An electric chainsaws, as the name implies, relies on electricity instead of gas to power its motor and allow the chain to rotate. Chainsaws are quite useful for trimming tree branches, lumberjacking and many home construction projects that involve wood. Chainsaws can be very hazardous if they are used improperly, and severe injury can result. As a result, an electric chainsaw needs to be examined thoroughly in the event of any mechanical malfunction before it is used again. Troubleshooting an electric chainsaw requires some diligence.
If the chainsaw is not working properly, charge the battery. If it has a battery, but the chainsaw still does not operate properly, the battery may be faulty and needs to be replaced. If it does not start even with the chainsaw plugged into the battery, the battery is not likely the culprit.
If the chainsaw still won't start and the battery looks healthy, replace the chainsaw's motor.
If the chain is dull and not cutting properly, replace the chain. Soak the new chain in SAE lubricant for at least 6 hours before installing it on the saw. Tensioning is recommended according to the saw's instructions, but the chain will most likely be stretched in the first 30 minutes of operation. Double check the tension after light use to ensure the new chain is properly adjusted.
Check the guide plate when replacing the chain. A damaged guide plate will wear out the chain quickly. Before putting a new chain on the saw, replace the guide plate if it looks warped or worn.
Make sure the chain and chainsaw components are properly lubricated. A dry chainsaw may not operate properly and may be louder than an oiled saw. A dry saw may also begin to smoke, a sure sign that it needs to be oiled. The incorrect type of oil can also damage the saw components.

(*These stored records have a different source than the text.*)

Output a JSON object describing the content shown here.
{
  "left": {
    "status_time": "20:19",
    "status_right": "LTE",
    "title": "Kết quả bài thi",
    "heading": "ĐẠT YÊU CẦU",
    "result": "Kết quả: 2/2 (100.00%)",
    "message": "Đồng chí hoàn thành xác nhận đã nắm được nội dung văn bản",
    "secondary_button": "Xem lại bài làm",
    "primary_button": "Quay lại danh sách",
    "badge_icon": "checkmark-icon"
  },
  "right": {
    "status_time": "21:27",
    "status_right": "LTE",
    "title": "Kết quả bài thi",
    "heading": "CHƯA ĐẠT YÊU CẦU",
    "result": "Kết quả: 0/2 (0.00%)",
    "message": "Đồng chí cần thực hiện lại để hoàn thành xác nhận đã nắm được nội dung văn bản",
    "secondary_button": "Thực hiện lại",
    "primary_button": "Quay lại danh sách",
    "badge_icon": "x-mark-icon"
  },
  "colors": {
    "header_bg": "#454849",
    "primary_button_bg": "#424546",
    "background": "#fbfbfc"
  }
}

If your chainsaw has a chain oiler, fill it up. It automatically keeps the chain lubricated during operation, but it needs to be checked frequently to make sure there is proper oil in it.